There are many other examples of satire, thousands in fact across the world today. Television programmes such as ‘Have I Got News For You´, ‘Goodness Gracious Me´ and ‘Harry Enfield And Chums´ all use satire in vast amounts to attract viewers. Have I Got News For You for example exaggerates the current headlines and twists the headlines into something humorous. This particular programme exaggerates the truth, is immensely witty and aims to ridicule several desired victims.
The texts written before 1900 tend to try to attack the Government. I think this is because of the class divisions at the times. Jonathon Swift, for example, lived in an era where there was a huge class difference, as did Charles Dickens. After the social reform in England, which occurred after the Boer War, things started to change and the class divisions although still existent were far less noticeable. When Sassoon wrote, at the outbreak of the war, the gap slightly increased between working and upper classes. This was because the Government was needed to defend the country and organise the war tactics and therefore the public was hugely dependent on it´s government. I believe that as times have progressed satire is used mainly as a source of humour. The Adbusters (adbuster.org) site was a site hosting ‘spoof adverts´. Adverts were made to ridicule large firms such as McDonalds and Calvin Klein. The designers of the advertisements believed that firms such as these were giving an unbalanced diet and forcing youths to spend money on their appearances and that their looks was the only important factor in life. Through these images they aimed to ridicule the companies. They did this however in a humorous way, which would attract people to look at the images.

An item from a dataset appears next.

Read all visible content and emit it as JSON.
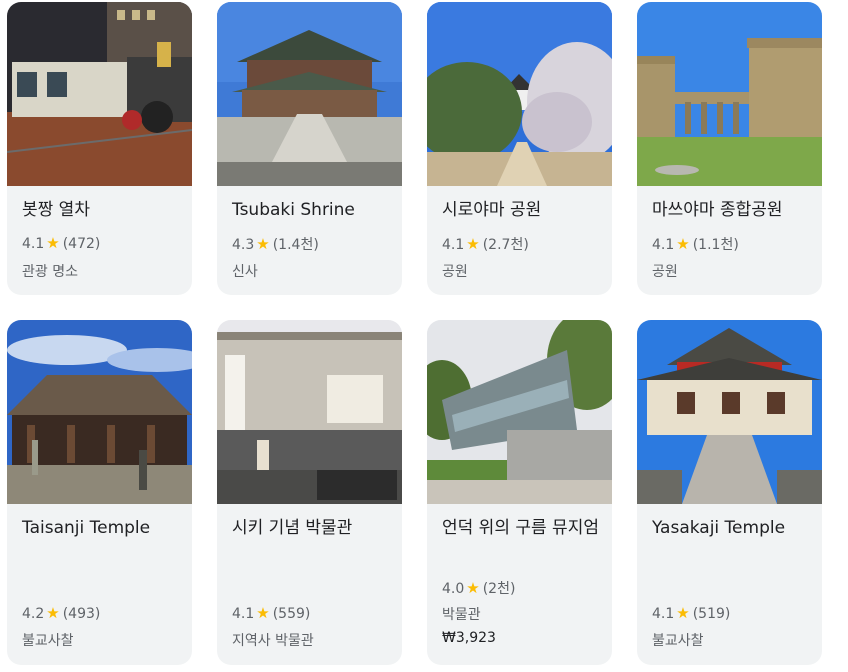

Generally I have found that uses of satire before 1900 are very serious and are more often than not, trying to attack the government at the time. After 1900 hundred, except in a few cases, the main uses of satire is to produce humour.